Several other European Union countries have already rejected or are reconsidering the pact. Both Hungary and Austria have said they will not sign the agreement at an upcoming ceremony, in Morocco, in December.
Early Wednesday, Czech Republic voted to not to sign the Global Compact for Safe, Orderly and Regular Migration accord, according to Reuters.
“The Czech Republic has long favored the principle of separating legal and illegal migration,” Deputy Prime Minister Richard Brabec stated in a news conference. “That is what the Czech Republic’s and other European countries’ suggestions aimed for. The final text does not reflect those proposals.”
United Nations Special Representative for International Migration, Louise Arbour, views the actions of the government of Czech Prime Minister Andrej Babis as regrettable and misunderstood, noting that the compact is aimed at improving cross-border management.
”It is always regrettable when one disengages, particularly from a process that is very respectful of national specificities. We live in an increasingly inter-connected world. It is difficult to see what the advantages are of ‘pulling-out’ on an issue which by its very nature demands cooperation."
Several other European Union countries have already rejected or are reconsidering the pact.
Namely Hungary and Austria. Both countries have said they will not sign the agreement at an upcoming ceremony, in Morocco, in December.
The head of the European Commission, Jean-Claude Juncker, echoed Arbour’s concerns: “If one or two or three countries leave the United Nations migration pact, then we as the EU can’t stand up for our own interests.”
The Global Compact for Safe, Orderly and Regular Migration accord was approved by some 193 members of the United Nations, in July.
The United States backed out last year. Washington claimed that numerous provisions of the pact were “inconsistent with U.S. immigration and refugee policies” under current President Donald Trump.
Similarly, Bulgaria’s coalition government dropped out of the accord and is scheduled to vote on the issue Wednesday.

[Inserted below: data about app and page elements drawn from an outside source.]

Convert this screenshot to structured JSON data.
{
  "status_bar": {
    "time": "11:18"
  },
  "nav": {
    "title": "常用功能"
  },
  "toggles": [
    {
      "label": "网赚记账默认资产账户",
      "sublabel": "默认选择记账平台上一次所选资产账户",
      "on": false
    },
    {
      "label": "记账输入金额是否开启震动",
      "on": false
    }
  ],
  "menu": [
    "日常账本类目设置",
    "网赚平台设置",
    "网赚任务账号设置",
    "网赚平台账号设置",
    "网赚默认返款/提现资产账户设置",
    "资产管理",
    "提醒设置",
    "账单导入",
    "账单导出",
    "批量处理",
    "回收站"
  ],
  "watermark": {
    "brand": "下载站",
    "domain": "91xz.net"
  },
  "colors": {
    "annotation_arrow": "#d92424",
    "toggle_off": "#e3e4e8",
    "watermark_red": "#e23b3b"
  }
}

Poland has also indicated a possible exit.
The pact was established after a mass movement of migrants - largest since World War 2 - of over 1.5 million people arriving in Europe from the Middle East, Africa and other shores.